Journalists ignore the religion factor, but the religion factor is everpresent – in conflict, in economics, in progress, in oppression.  No one religious faction is more evil than another, either.  They are all contributing factors to conflict, and yet journalists either bury their heads in the sand or are utterly ignorant of the factor religion plays in everything…or they wouldn’t plant a story in a news source as reputable as the New York Times that stupidly thinks that a Jewish center in Mumbai was not a calculated target for Islamist extremists.

Bias is everywhere in Western media – predominantly U.S. media – and most importantly bias against an understanding of fact-based reporting.

Terry Mattingly, one of the contributors to Blind Spot, has this recommendation for quality reporting:  “Editors do not need to try to hire more reporters who are religious believers,” but reporters “who take religion seriously, reporters who know, or are willing to learn to hear the music.”
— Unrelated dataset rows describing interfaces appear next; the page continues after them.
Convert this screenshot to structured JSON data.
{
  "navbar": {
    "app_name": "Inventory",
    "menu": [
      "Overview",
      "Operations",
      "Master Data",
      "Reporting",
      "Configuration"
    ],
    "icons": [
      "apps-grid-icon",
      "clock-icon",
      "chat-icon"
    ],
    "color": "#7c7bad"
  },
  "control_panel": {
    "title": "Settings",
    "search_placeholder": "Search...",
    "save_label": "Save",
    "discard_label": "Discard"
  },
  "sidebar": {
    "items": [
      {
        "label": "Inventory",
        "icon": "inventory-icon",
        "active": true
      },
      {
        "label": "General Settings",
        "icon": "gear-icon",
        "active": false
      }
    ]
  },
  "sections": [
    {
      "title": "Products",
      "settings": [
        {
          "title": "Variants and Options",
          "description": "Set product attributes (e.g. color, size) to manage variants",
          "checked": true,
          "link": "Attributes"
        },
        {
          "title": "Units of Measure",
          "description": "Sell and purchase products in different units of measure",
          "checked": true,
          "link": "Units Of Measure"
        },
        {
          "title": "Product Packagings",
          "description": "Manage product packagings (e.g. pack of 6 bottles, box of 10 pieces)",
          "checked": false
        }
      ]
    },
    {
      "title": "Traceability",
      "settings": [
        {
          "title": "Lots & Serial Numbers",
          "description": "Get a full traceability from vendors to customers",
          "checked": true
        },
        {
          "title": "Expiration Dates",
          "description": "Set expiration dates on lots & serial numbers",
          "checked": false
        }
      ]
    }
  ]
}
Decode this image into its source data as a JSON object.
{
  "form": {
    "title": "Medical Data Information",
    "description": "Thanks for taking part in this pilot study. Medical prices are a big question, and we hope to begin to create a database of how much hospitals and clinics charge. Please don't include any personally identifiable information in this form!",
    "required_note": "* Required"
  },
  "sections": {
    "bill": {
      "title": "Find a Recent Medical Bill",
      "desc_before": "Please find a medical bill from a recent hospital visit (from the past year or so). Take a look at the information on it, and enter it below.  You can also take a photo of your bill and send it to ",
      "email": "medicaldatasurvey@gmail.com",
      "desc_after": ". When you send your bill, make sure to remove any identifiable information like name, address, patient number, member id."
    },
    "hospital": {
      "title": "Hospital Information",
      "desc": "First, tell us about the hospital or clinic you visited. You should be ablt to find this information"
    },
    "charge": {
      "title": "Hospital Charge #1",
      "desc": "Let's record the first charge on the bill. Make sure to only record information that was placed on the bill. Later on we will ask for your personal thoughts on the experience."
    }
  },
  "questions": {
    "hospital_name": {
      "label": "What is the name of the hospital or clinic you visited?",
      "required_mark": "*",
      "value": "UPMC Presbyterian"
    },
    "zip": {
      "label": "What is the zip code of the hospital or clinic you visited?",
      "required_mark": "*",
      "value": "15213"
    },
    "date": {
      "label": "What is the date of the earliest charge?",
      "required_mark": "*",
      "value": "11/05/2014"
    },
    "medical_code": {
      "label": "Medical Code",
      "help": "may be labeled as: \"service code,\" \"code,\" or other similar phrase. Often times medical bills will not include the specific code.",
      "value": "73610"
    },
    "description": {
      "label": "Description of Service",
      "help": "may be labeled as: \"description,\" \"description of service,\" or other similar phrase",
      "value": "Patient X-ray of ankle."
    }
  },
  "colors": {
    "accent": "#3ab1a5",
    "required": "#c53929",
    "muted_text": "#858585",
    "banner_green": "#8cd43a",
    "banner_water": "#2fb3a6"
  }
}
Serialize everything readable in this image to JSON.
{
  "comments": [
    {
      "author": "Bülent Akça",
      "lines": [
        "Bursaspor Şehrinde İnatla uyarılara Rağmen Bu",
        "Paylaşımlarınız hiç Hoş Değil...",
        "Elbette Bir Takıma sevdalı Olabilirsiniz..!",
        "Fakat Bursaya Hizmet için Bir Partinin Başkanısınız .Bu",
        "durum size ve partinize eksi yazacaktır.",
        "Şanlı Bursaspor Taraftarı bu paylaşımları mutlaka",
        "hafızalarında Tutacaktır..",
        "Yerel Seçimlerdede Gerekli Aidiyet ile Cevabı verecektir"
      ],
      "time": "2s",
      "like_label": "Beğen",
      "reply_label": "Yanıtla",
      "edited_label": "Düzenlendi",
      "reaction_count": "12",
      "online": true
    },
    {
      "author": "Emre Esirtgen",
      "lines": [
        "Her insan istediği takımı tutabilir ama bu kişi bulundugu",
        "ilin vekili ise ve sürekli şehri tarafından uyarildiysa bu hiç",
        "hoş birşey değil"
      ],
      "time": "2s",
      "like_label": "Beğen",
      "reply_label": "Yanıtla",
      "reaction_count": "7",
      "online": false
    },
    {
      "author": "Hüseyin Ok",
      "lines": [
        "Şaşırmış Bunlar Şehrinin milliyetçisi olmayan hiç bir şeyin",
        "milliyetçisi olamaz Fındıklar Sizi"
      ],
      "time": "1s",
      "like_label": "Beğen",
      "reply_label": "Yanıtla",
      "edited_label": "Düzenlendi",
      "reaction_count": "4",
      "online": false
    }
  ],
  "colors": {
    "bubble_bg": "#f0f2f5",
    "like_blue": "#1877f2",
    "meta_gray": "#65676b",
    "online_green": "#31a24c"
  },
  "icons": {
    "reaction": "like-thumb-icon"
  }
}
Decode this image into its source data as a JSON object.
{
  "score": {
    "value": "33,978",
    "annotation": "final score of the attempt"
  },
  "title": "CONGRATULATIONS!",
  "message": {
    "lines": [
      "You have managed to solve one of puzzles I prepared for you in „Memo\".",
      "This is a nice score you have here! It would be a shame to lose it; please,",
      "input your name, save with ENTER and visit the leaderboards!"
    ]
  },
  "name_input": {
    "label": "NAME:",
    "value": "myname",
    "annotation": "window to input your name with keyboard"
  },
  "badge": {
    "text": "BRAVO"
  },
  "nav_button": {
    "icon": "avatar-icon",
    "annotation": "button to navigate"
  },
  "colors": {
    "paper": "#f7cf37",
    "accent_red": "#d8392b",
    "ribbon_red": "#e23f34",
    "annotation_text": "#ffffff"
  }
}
At a bookstore near you:  Blind Spot:  When Journalists Don’t Get Religion; Paul Marshall, Lela Gilbert, Roberta Green Ahmanson, ed.  Oxford, 220 pages, $19.95.